Supplied data: Begin

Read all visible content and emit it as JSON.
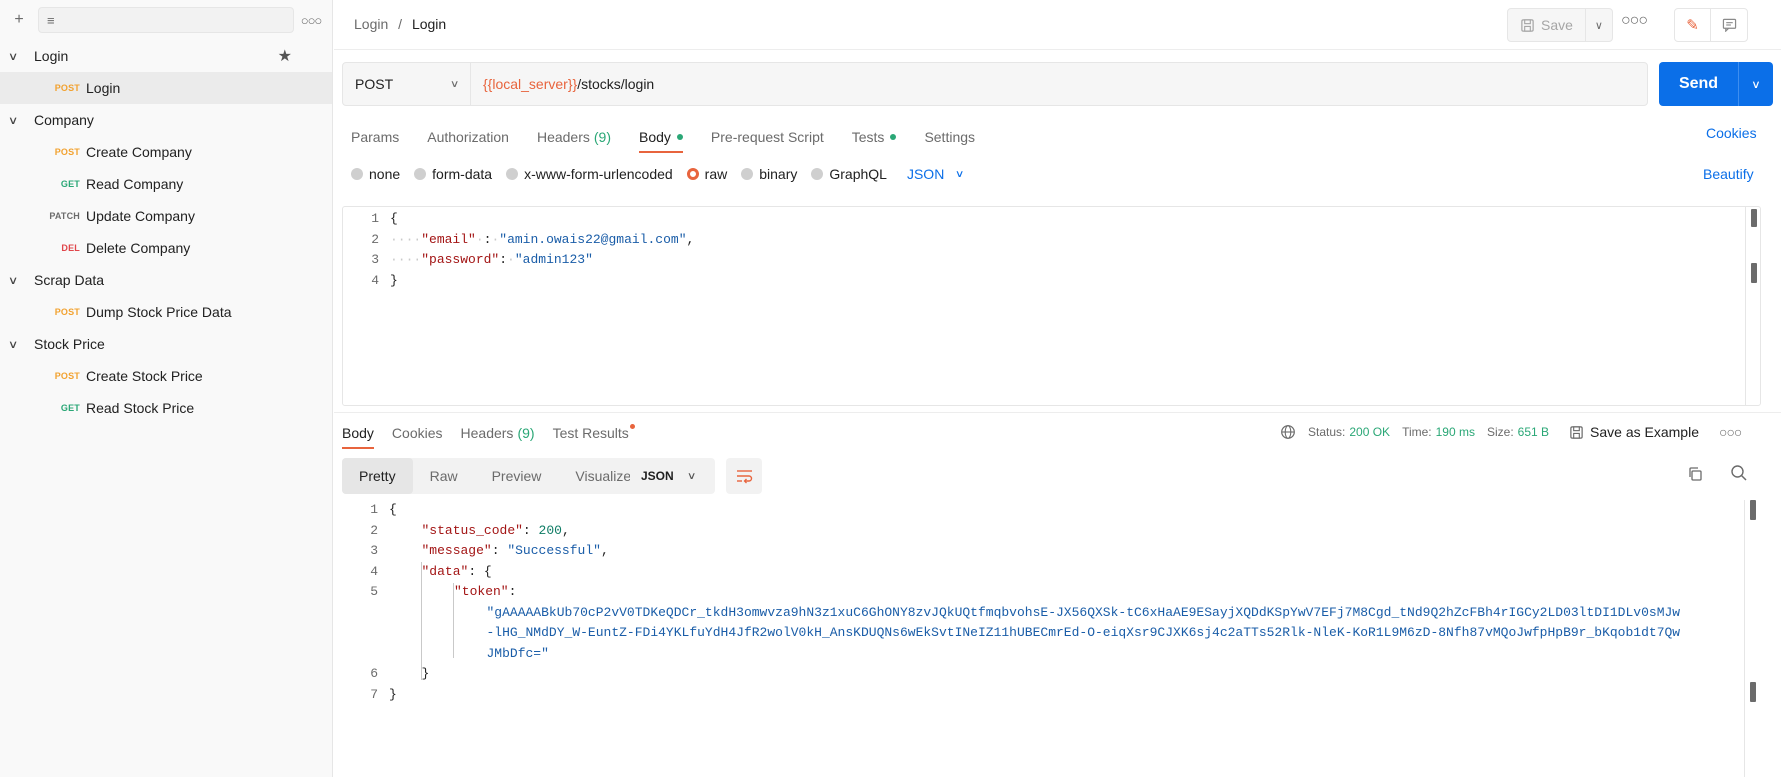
{
  "sidebar": {
    "new_icon": "plus-icon",
    "filter_icon": "filter-icon",
    "more_icon": "more-horizontal-icon",
    "folders": [
      {
        "name": "Login",
        "starred": true,
        "requests": [
          {
            "method": "POST",
            "name": "Login",
            "active": true
          }
        ]
      },
      {
        "name": "Company",
        "requests": [
          {
            "method": "POST",
            "name": "Create Company"
          },
          {
            "method": "GET",
            "name": "Read Company"
          },
          {
            "method": "PATCH",
            "name": "Update Company"
          },
          {
            "method": "DEL",
            "name": "Delete Company"
          }
        ]
      },
      {
        "name": "Scrap Data",
        "requests": [
          {
            "method": "POST",
            "name": "Dump Stock Price Data"
          }
        ]
      },
      {
        "name": "Stock Price",
        "requests": [
          {
            "method": "POST",
            "name": "Create Stock Price"
          },
          {
            "method": "GET",
            "name": "Read Stock Price"
          }
        ]
      }
    ]
  },
  "header": {
    "breadcrumb_parent": "Login",
    "breadcrumb_sep": "/",
    "breadcrumb_current": "Login",
    "save_label": "Save"
  },
  "request": {
    "method": "POST",
    "url_variable": "{{local_server}}",
    "url_path": "/stocks/login",
    "send_label": "Send",
    "tabs": [
      {
        "label": "Params"
      },
      {
        "label": "Authorization"
      },
      {
        "label": "Headers",
        "count": "(9)"
      },
      {
        "label": "Body",
        "dot": true,
        "active": true
      },
      {
        "label": "Pre-request Script"
      },
      {
        "label": "Tests",
        "dot": true
      },
      {
        "label": "Settings"
      }
    ],
    "cookies_label": "Cookies",
    "body_types": [
      {
        "label": "none"
      },
      {
        "label": "form-data"
      },
      {
        "label": "x-www-form-urlencoded"
      },
      {
        "label": "raw",
        "selected": true
      },
      {
        "label": "binary"
      },
      {
        "label": "GraphQL"
      }
    ],
    "body_language": "JSON",
    "beautify_label": "Beautify",
    "body_lines": [
      {
        "num": "1",
        "segs": [
          [
            "p",
            "{"
          ]
        ]
      },
      {
        "num": "2",
        "segs": [
          [
            "w",
            "····"
          ],
          [
            "k",
            "\"email\""
          ],
          [
            "w",
            "·"
          ],
          [
            "p",
            ":"
          ],
          [
            "w",
            "·"
          ],
          [
            "s",
            "\"amin.owais22@gmail.com\""
          ],
          [
            "p",
            ","
          ]
        ]
      },
      {
        "num": "3",
        "segs": [
          [
            "w",
            "····"
          ],
          [
            "k",
            "\"password\""
          ],
          [
            "p",
            ":"
          ],
          [
            "w",
            "·"
          ],
          [
            "s",
            "\"admin123\""
          ]
        ]
      },
      {
        "num": "4",
        "segs": [
          [
            "p",
            "}"
          ]
        ]
      }
    ]
  },
  "response": {
    "tabs": [
      {
        "label": "Body",
        "active": true
      },
      {
        "label": "Cookies"
      },
      {
        "label": "Headers",
        "count": "(9)"
      },
      {
        "label": "Test Results",
        "alert": true
      }
    ],
    "status_label": "Status:",
    "status_value": "200 OK",
    "time_label": "Time:",
    "time_value": "190 ms",
    "size_label": "Size:",
    "size_value": "651 B",
    "save_example_label": "Save as Example",
    "views": [
      {
        "label": "Pretty",
        "active": true
      },
      {
        "label": "Raw"
      },
      {
        "label": "Preview"
      },
      {
        "label": "Visualize"
      }
    ],
    "format": "JSON",
    "body_lines": [
      {
        "num": "1",
        "indent": 0,
        "segs": [
          [
            "p",
            "{"
          ]
        ]
      },
      {
        "num": "2",
        "indent": 1,
        "segs": [
          [
            "k",
            "\"status_code\""
          ],
          [
            "p",
            ": "
          ],
          [
            "n",
            "200"
          ],
          [
            "p",
            ","
          ]
        ]
      },
      {
        "num": "3",
        "indent": 1,
        "segs": [
          [
            "k",
            "\"message\""
          ],
          [
            "p",
            ": "
          ],
          [
            "s",
            "\"Successful\""
          ],
          [
            "p",
            ","
          ]
        ]
      },
      {
        "num": "4",
        "indent": 1,
        "segs": [
          [
            "k",
            "\"data\""
          ],
          [
            "p",
            ": {"
          ]
        ]
      },
      {
        "num": "5",
        "indent": 2,
        "segs": [
          [
            "k",
            "\"token\""
          ],
          [
            "p",
            ":"
          ]
        ]
      },
      {
        "num": "",
        "indent": 3,
        "segs": [
          [
            "s",
            "\"gAAAAABkUb70cP2vV0TDKeQDCr_tkdH3omwvza9hN3z1xuC6GhONY8zvJQkUQtfmqbvohsE-JX56QXSk-tC6xHaAE9ESayjXQDdKSpYwV7EFj7M8Cgd_tNd9Q2hZcFBh4rIGCy2LD03ltDI1DLv0sMJw"
          ]
        ]
      },
      {
        "num": "",
        "indent": 3,
        "segs": [
          [
            "s",
            "-lHG_NMdDY_W-EuntZ-FDi4YKLfuYdH4JfR2wolV0kH_AnsKDUQNs6wEkSvtINeIZ11hUBECmrEd-O-eiqXsr9CJXK6sj4c2aTTs52Rlk-NleK-KoR1L9M6zD-8Nfh87vMQoJwfpHpB9r_bKqob1dt7Qw"
          ]
        ]
      },
      {
        "num": "",
        "indent": 3,
        "segs": [
          [
            "s",
            "JMbDfc=\""
          ]
        ]
      },
      {
        "num": "6",
        "indent": 1,
        "segs": [
          [
            "p",
            "}"
          ]
        ]
      },
      {
        "num": "7",
        "indent": 0,
        "segs": [
          [
            "p",
            "}"
          ]
        ]
      }
    ]
  }
}
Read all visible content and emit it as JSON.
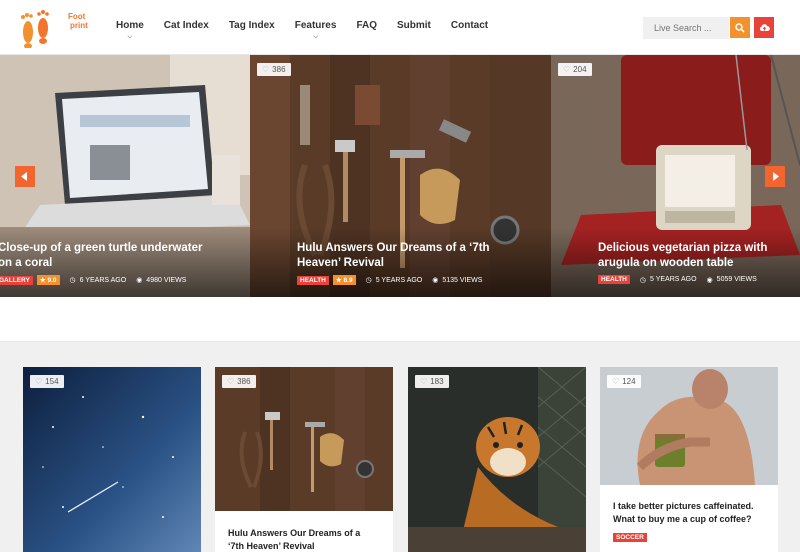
{
  "header": {
    "logo_line1": "Foot",
    "logo_line2": "print",
    "nav": [
      "Home",
      "Cat Index",
      "Tag Index",
      "Features",
      "FAQ",
      "Submit",
      "Contact"
    ],
    "search_placeholder": "Live Search ...",
    "icons": {
      "search": "search-icon",
      "upload": "cloud-upload-icon"
    }
  },
  "slider": {
    "slides": [
      {
        "title_line1": "Close-up of a green turtle underwater",
        "title_line2": "on a coral",
        "category": "GALLERY",
        "rating": "9.0",
        "time": "6 YEARS AGO",
        "views": "4980 VIEWS"
      },
      {
        "likes": "386",
        "title_line1": "Hulu Answers Our Dreams of a ‘7th",
        "title_line2": "Heaven’ Revival",
        "category": "HEALTH",
        "rating": "8.9",
        "time": "5 YEARS AGO",
        "views": "5135 VIEWS"
      },
      {
        "likes": "204",
        "title_line1": "Delicious vegetarian pizza with",
        "title_line2": "arugula on wooden table",
        "category": "HEALTH",
        "time": "5 YEARS AGO",
        "views": "5059 VIEWS"
      }
    ]
  },
  "cards": [
    {
      "likes": "154"
    },
    {
      "likes": "386",
      "title_line1": "Hulu Answers Our Dreams of a",
      "title_line2": "‘7th Heaven’ Revival"
    },
    {
      "likes": "183"
    },
    {
      "likes": "124",
      "title_line1": "I take better pictures caffeinated.",
      "title_line2": "Wnat to buy me a cup of coffee?",
      "category": "SOCCER"
    }
  ],
  "colors": {
    "accent_orange": "#f2912e",
    "accent_red": "#e8433a",
    "arrow_orange": "#f2652e"
  }
}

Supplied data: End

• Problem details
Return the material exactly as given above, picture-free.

• Task output
Read all visible content and emit it as JSON.
{
  "sidebar": {
    "new_icon": "plus-icon",
    "filter_icon": "filter-icon",
    "more_icon": "more-horizontal-icon",
    "folders": [
      {
        "name": "Login",
        "starred": true,
        "requests": [
          {
            "method": "POST",
            "name": "Login",
            "active": true
          }
        ]
      },
      {
        "name": "Company",
        "requests": [
          {
            "method": "POST",
            "name": "Create Company"
          },
          {
            "method": "GET",
            "name": "Read Company"
          },
          {
            "method": "PATCH",
            "name": "Update Company"
          },
          {
            "method": "DEL",
            "name": "Delete Company"
          }
        ]
      },
      {
        "name": "Scrap Data",
        "requests": [
          {
            "method": "POST",
            "name": "Dump Stock Price Data"
          }
        ]
      },
      {
        "name": "Stock Price",
        "requests": [
          {
            "method": "POST",
            "name": "Create Stock Price"
          },
          {
            "method": "GET",
            "name": "Read Stock Price"
          }
        ]
      }
    ]
  },
  "header": {
    "breadcrumb_parent": "Login",
    "breadcrumb_sep": "/",
    "breadcrumb_current": "Login",
    "save_label": "Save"
  },
  "request": {
    "method": "POST",
    "url_variable": "{{local_server}}",
    "url_path": "/stocks/login",
    "send_label": "Send",
    "tabs": [
      {
        "label": "Params"
      },
      {
        "label": "Authorization"
      },
      {
        "label": "Headers",
        "count": "(9)"
      },
      {
        "label": "Body",
        "dot": true,
        "active": true
      },
      {
        "label": "Pre-request Script"
      },
      {
        "label": "Tests",
        "dot": true
      },
      {
        "label": "Settings"
      }
    ],
    "cookies_label": "Cookies",
    "body_types": [
      {
        "label": "none"
      },
      {
        "label": "form-data"
      },
      {
        "label": "x-www-form-urlencoded"
      },
      {
        "label": "raw",
        "selected": true
      },
      {
        "label": "binary"
      },
      {
        "label": "GraphQL"
      }
    ],
    "body_language": "JSON",
    "beautify_label": "Beautify",
    "body_lines": [
      {
        "num": "1",
        "segs": [
          [
            "p",
            "{"
          ]
        ]
      },
      {
        "num": "2",
        "segs": [
          [
            "w",
            "····"
          ],
          [
            "k",
            "\"email\""
          ],
          [
            "w",
            "·"
          ],
          [
            "p",
            ":"
          ],
          [
            "w",
            "·"
          ],
          [
            "s",
            "\"amin.owais22@gmail.com\""
          ],
          [
            "p",
            ","
          ]
        ]
      },
      {
        "num": "3",
        "segs": [
          [
            "w",
            "····"
          ],
          [
            "k",
            "\"password\""
          ],
          [
            "p",
            ":"
          ],
          [
            "w",
            "·"
          ],
          [
            "s",
            "\"admin123\""
          ]
        ]
      },
      {
        "num": "4",
        "segs": [
          [
            "p",
            "}"
          ]
        ]
      }
    ]
  },
  "response": {
    "tabs": [
      {
        "label": "Body",
        "active": true
      },
      {
        "label": "Cookies"
      },
      {
        "label": "Headers",
        "count": "(9)"
      },
      {
        "label": "Test Results",
        "alert": true
      }
    ],
    "status_label": "Status:",
    "status_value": "200 OK",
    "time_label": "Time:",
    "time_value": "190 ms",
    "size_label": "Size:",
    "size_value": "651 B",
    "save_example_label": "Save as Example",
    "views": [
      {
        "label": "Pretty",
        "active": true
      },
      {
        "label": "Raw"
      },
      {
        "label": "Preview"
      },
      {
        "label": "Visualize"
      }
    ],
    "format": "JSON",
    "body_lines": [
      {
        "num": "1",
        "indent": 0,
        "segs": [
          [
            "p",
            "{"
          ]
        ]
      },
      {
        "num": "2",
        "indent": 1,
        "segs": [
          [
            "k",
            "\"status_code\""
          ],
          [
            "p",
            ": "
          ],
          [
            "n",
            "200"
          ],
          [
            "p",
            ","
          ]
        ]
      },
      {
        "num": "3",
        "indent": 1,
        "segs": [
          [
            "k",
            "\"message\""
          ],
          [
            "p",
            ": "
          ],
          [
            "s",
            "\"Successful\""
          ],
          [
            "p",
            ","
          ]
        ]
      },
      {
        "num": "4",
        "indent": 1,
        "segs": [
          [
            "k",
            "\"data\""
          ],
          [
            "p",
            ": {"
          ]
        ]
      },
      {
        "num": "5",
        "indent": 2,
        "segs": [
          [
            "k",
            "\"token\""
          ],
          [
            "p",
            ":"
          ]
        ]
      },
      {
        "num": "",
        "indent": 3,
        "segs": [
          [
            "s",
            "\"gAAAAABkUb70cP2vV0TDKeQDCr_tkdH3omwvza9hN3z1xuC6GhONY8zvJQkUQtfmqbvohsE-JX56QXSk-tC6xHaAE9ESayjXQDdKSpYwV7EFj7M8Cgd_tNd9Q2hZcFBh4rIGCy2LD03ltDI1DLv0sMJw"
          ]
        ]
      },
      {
        "num": "",
        "indent": 3,
        "segs": [
          [
            "s",
            "-lHG_NMdDY_W-EuntZ-FDi4YKLfuYdH4JfR2wolV0kH_AnsKDUQNs6wEkSvtINeIZ11hUBECmrEd-O-eiqXsr9CJXK6sj4c2aTTs52Rlk-NleK-KoR1L9M6zD-8Nfh87vMQoJwfpHpB9r_bKqob1dt7Qw"
          ]
        ]
      },
      {
        "num": "",
        "indent": 3,
        "segs": [
          [
            "s",
            "JMbDfc=\""
          ]
        ]
      },
      {
        "num": "6",
        "indent": 1,
        "segs": [
          [
            "p",
            "}"
          ]
        ]
      },
      {
        "num": "7",
        "indent": 0,
        "segs": [
          [
            "p",
            "}"
          ]
        ]
      }
    ]
  }
}
Read all visible content and emit it as JSON.
{
  "header": {
    "logo_line1": "Foot",
    "logo_line2": "print",
    "nav": [
      "Home",
      "Cat Index",
      "Tag Index",
      "Features",
      "FAQ",
      "Submit",
      "Contact"
    ],
    "search_placeholder": "Live Search ...",
    "icons": {
      "search": "search-icon",
      "upload": "cloud-upload-icon"
    }
  },
  "slider": {
    "slides": [
      {
        "title_line1": "Close-up of a green turtle underwater",
        "title_line2": "on a coral",
        "category": "GALLERY",
        "rating": "9.0",
        "time": "6 YEARS AGO",
        "views": "4980 VIEWS"
      },
      {
        "likes": "386",
        "title_line1": "Hulu Answers Our Dreams of a ‘7th",
        "title_line2": "Heaven’ Revival",
        "category": "HEALTH",
        "rating": "8.9",
        "time": "5 YEARS AGO",
        "views": "5135 VIEWS"
      },
      {
        "likes": "204",
        "title_line1": "Delicious vegetarian pizza with",
        "title_line2": "arugula on wooden table",
        "category": "HEALTH",
        "time": "5 YEARS AGO",
        "views": "5059 VIEWS"
      }
    ]
  },
  "cards": [
    {
      "likes": "154"
    },
    {
      "likes": "386",
      "title_line1": "Hulu Answers Our Dreams of a",
      "title_line2": "‘7th Heaven’ Revival"
    },
    {
      "likes": "183"
    },
    {
      "likes": "124",
      "title_line1": "I take better pictures caffeinated.",
      "title_line2": "Wnat to buy me a cup of coffee?",
      "category": "SOCCER"
    }
  ],
  "colors": {
    "accent_orange": "#f2912e",
    "accent_red": "#e8433a",
    "arrow_orange": "#f2652e"
  }
}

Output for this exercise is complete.